After Spitz won his seventh gold
EVERYTHING CHANGED shortly after Spitz won his seventh gold. Early the next morning, September 5, Palestinian terrorists took nine Israeli Olympians hostage and killed two others in their opening assault. My older brother and I spent the day glued to the television for all the wrong reasons. Jim McKay, that sportscaster from ABC’s Wide World of Sports we normally loved to laugh at, did an amazing job reporting. He covered that crime on air for 14 hours straight without a break.
Suddenly, the Munich Olympics were defined by the Palestinian terrorists in those ghoulish stocking caps and the discordant sweat suits, who sauntered into the Olympic village. After negotiating for hours, the Germans botched the rescue operation. Ultimately, the terrorists murdered their nine Israeli hostages and a German police officer.
During the Munich Massacre, historical images, ideas, and traumas collided. Germans were now protecting Jews. Jews were now athletes, not scholars. And the Middle East’s border wars went global, as terrorism exported conflicts from the world’s margins to the most vulnerable, normally peaceful venues – even the Olympics themselves.
Reeling, mourning these young Israeli heroes, one of whom tried barricading the door with his body, it was obvious to everyone I knew that these Olympic games should end. We didn’t know it at the time, but fearing more anti-Jewish violence, the Germans smuggled Spitz out of Munich. He and his coach were whisked to the airport, lying in the back of a car, covered by a blanket. Even back home in California, the Secret Service protected Spitz for the next three months.
This tragedy offered the International Olympic Committee (IOC) an opportunity to do penance for green-lighting the infamous 1936 Hitler games.
Yet, like something out of a novel, Avery Brundage, the same mean-spirited, severe-looking, antisemitic IOC president who approved Hitler’s hosting then, insisted the “games must go on” in Germany 36 years later.
The games continued – and many people’s faith in the international order, in the new post-Auschwitz world the Olympics and the UN promised, crumbled.
REMARKABLY, THE more Palestinian terrorists terrorized innocents, the more international recognition their cause achieved.
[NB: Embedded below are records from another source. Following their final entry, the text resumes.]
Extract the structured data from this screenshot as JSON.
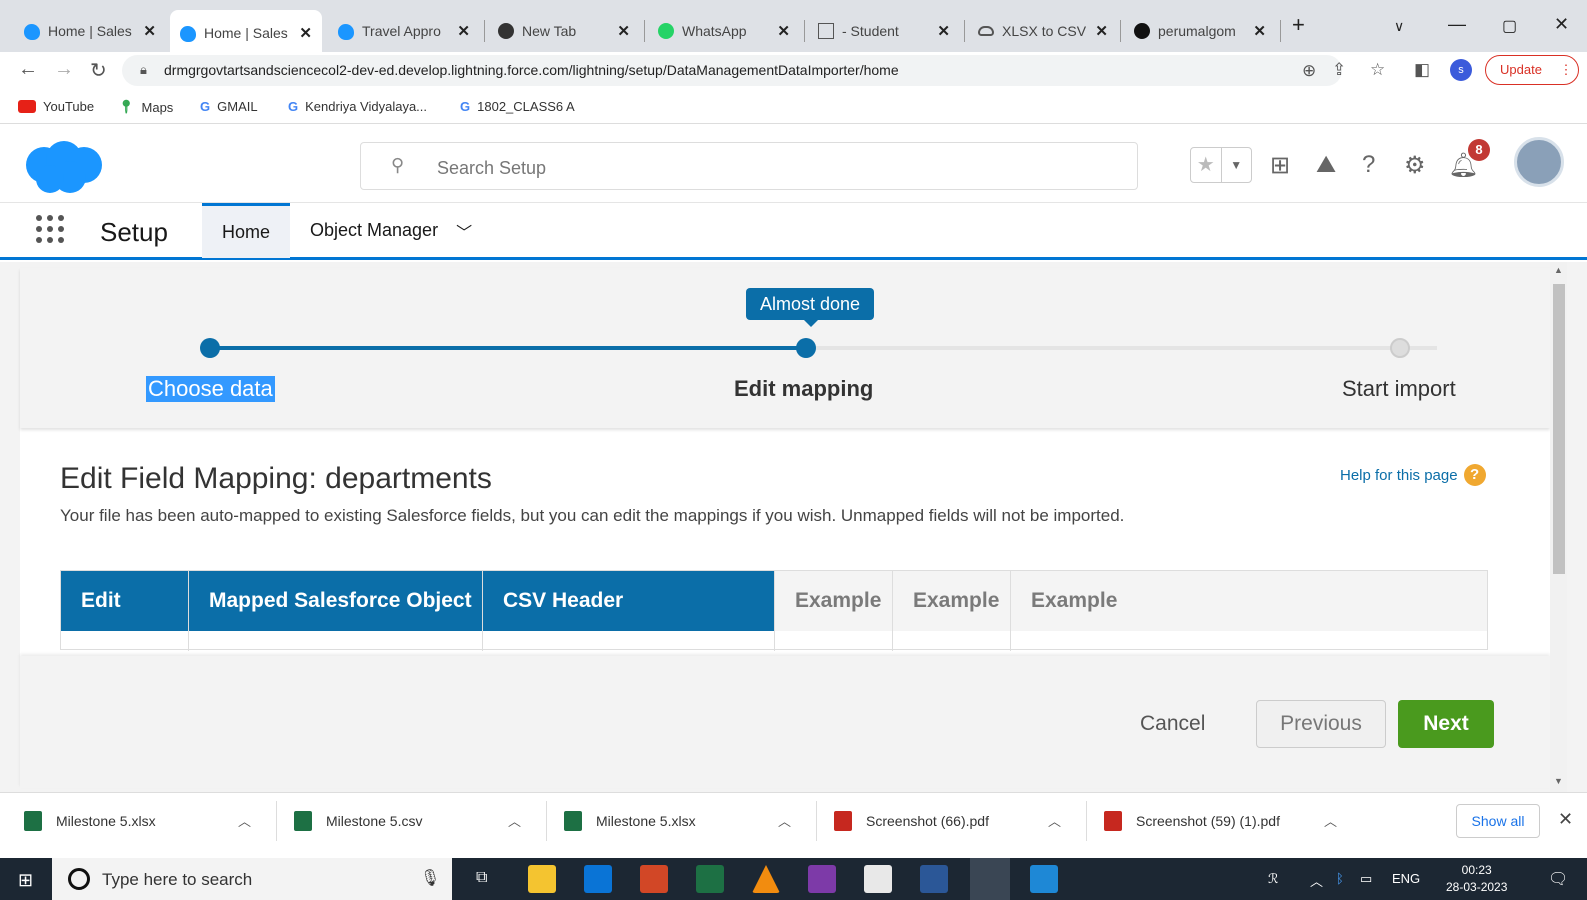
{
  "browser": {
    "tabs": [
      {
        "title": "Home | Sales",
        "icon": "salesforce-icon"
      },
      {
        "title": "Home | Sales",
        "icon": "salesforce-icon"
      },
      {
        "title": "Travel Appro",
        "icon": "salesforce-icon"
      },
      {
        "title": "New Tab",
        "icon": "chrome-icon"
      },
      {
        "title": "WhatsApp",
        "icon": "whatsapp-icon"
      },
      {
        "title": "- Student",
        "icon": "sheet-icon"
      },
      {
        "title": "XLSX to CSV",
        "icon": "cloud-icon"
      },
      {
        "title": "perumalgom",
        "icon": "github-icon"
      }
    ],
    "url": "drmgrgovtartsandsciencecol2-dev-ed.develop.lightning.force.com/lightning/setup/DataManagementDataImporter/home",
    "profile_letter": "s",
    "update_label": "Update",
    "bookmarks": [
      {
        "label": "YouTube"
      },
      {
        "label": "Maps"
      },
      {
        "label": "GMAIL"
      },
      {
        "label": "Kendriya Vidyalaya..."
      },
      {
        "label": "1802_CLASS6 A"
      }
    ]
  },
  "salesforce": {
    "search_placeholder": "Search Setup",
    "notification_count": "8",
    "app_name": "Setup",
    "nav_tabs": [
      {
        "label": "Home"
      },
      {
        "label": "Object Manager"
      }
    ]
  },
  "wizard": {
    "tooltip": "Almost done",
    "steps": [
      {
        "label": "Choose data"
      },
      {
        "label": "Edit mapping"
      },
      {
        "label": "Start import"
      }
    ],
    "title": "Edit Field Mapping: departments",
    "description": "Your file has been auto-mapped to existing Salesforce fields, but you can edit the mappings if you wish. Unmapped fields will not be imported.",
    "help_link": "Help for this page",
    "table_headers": [
      "Edit",
      "Mapped Salesforce Object",
      "CSV Header",
      "Example",
      "Example",
      "Example"
    ],
    "buttons": {
      "cancel": "Cancel",
      "previous": "Previous",
      "next": "Next"
    }
  },
  "downloads": {
    "items": [
      {
        "name": "Milestone 5.xlsx",
        "type": "xlsx"
      },
      {
        "name": "Milestone 5.csv",
        "type": "csv"
      },
      {
        "name": "Milestone 5.xlsx",
        "type": "xlsx"
      },
      {
        "name": "Screenshot (66).pdf",
        "type": "pdf"
      },
      {
        "name": "Screenshot (59) (1).pdf",
        "type": "pdf"
      }
    ],
    "show_all": "Show all"
  },
  "taskbar": {
    "search_placeholder": "Type here to search",
    "language": "ENG",
    "time": "00:23",
    "date": "28-03-2023"
  },
  "colors": {
    "salesforce_blue": "#0b6ea8",
    "next_green": "#4a9a1e",
    "badge_red": "#c23934"
  }
}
Two years later, the UN welcomed the head of the PLO. Yasser Arafat, the grandfather of modern terrorism, became the first representative of a non-member organization to address the General Assembly – sporting a holster to back up his menacing tone.
In describing this “dramatic and tension-fraught” day, The New York Times reported: “Cameramen and other people who were near Mr. Arafat noticed that he was wearing a holster under his bulging windbreaker.” Characteristically, a PLO spokesman asserted “that the holster, if there had been one, had been empty.”
Since then, the UN has often functioned as the Third World dictators’ debating society, while sports have become increasingly politicized. In 1953, 55% of Americans told Gallup pollsters the UN “was doing a good job.” By 1975, only 32% approved – as the slogan “get the US out of the UN, and the UN out of the US” spread.
On this sad 50th anniversary, we mourn the 11 murdered Israeli athletes and the Western German police officer. We mourn the thousands murdered by terrorism globally, as the PLO’s brutality-driven success inspired terrorist copycats worldwide. But we also mourn the loss of faith: the postwar world order that was built on such high hopes now appears to be a delusion, mocked periodically at the Olympics and almost daily in the UN.
The writer is a presidential historian and the author of 13 books, including Moynihan’s Moment: America’s Fight against Zionism as Racism. Most recently, he edited Theodor Herzl’s Zionist Writings, the inaugural volumes of The Library of the Jewish People. Follow him on Twitter @GilTroy.